The Aberdeen Children of the 1950s (ACONF) cohort contains 12,150 individuals born in Aberdeen, Scotland in the 1950s. The study includes rich early life data, information from questionnaire in middle age, and linkage to electronic healthcare records.
Involving the participants in designing future data collection and research is key to ensure research is acceptable and reflects public priorities.
To gather ACONF participants’ views to inform how to: define healthy ageing, optimise recruitment and maximise participation.
We undertook three co-design workshops with 8 to 10 ACONF members. The workshops operated as a discussion, led by a facilitator using guidance questions developed by the study team.

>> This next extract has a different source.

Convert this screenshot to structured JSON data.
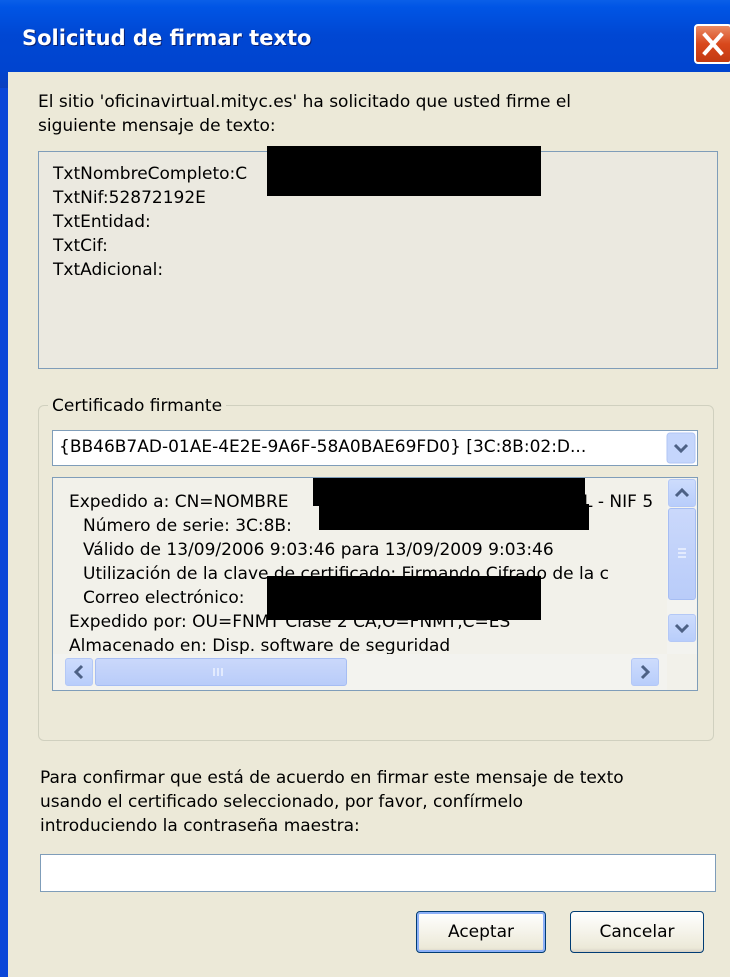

Workshops were recorded and transcribed.
Participants viewed healthy ageing as keeping socially and physically active, taking responsibility for oneself and having a positive attitude to ageing. Key research priorities were: dementia, healthy living advice, improvements in the social care system and engaging hard-to-reach groups.

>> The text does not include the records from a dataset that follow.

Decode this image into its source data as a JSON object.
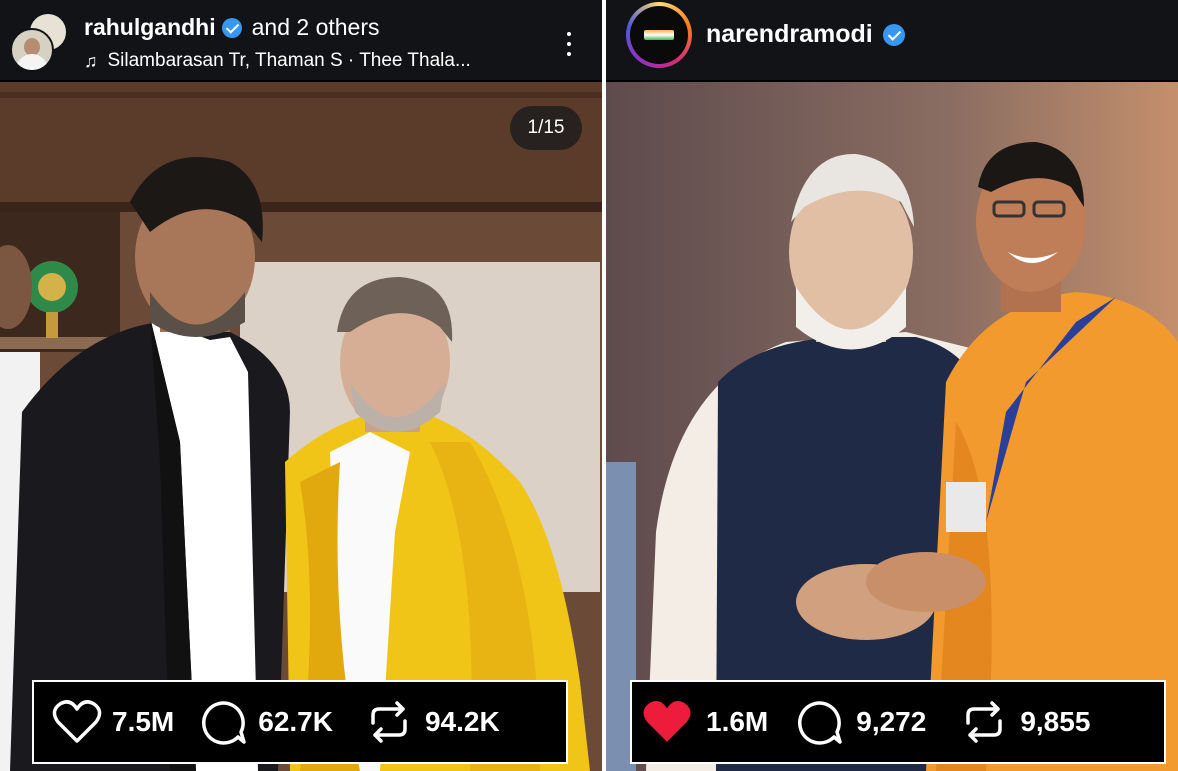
{
  "left_post": {
    "username": "rahulgandhi",
    "collab_text": "and 2 others",
    "music": "Silambarasan Tr, Thaman S · Thee Thala...",
    "carousel_counter": "1/15",
    "likes": "7.5M",
    "comments": "62.7K",
    "reposts": "94.2K"
  },
  "right_post": {
    "username": "narendramodi",
    "likes": "1.6M",
    "comments": "9,272",
    "reposts": "9,855"
  },
  "colors": {
    "verified": "#3897f0",
    "liked_heart": "#ed1c3a",
    "header_bg": "#111317"
  },
  "icons": [
    "verified-badge-icon",
    "music-note-icon",
    "more-options-icon",
    "heart-icon",
    "comment-icon",
    "repost-icon"
  ]
}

Optimising recruitment and participation:
Participants were keen for further involvement in research. Recruitment may be maximised by: more information online, involving participants in recruitment of other study members and clarity about potential benefits to themselves or others. It is acceptable to ask their offspring to participate.
There were high levels of trust in researchers, but ongoing data protection is vital. Participation may be improved by regular contact (informing participants of results, engagement events, newsletters, mobile phone “apps”).
Participants were happy with data collection methods: questionnaires, applications, wearable devices, and in-person tests. They raised no concerns regarding DNA collection and electronic record linkage.
Participant involvement in research is a fundamental part of securing a social license for research. Participants were in favour of ongoing research, including recruitment of their children and linkage of electronic records. The workshops highlighted key considerations for future research and data collection.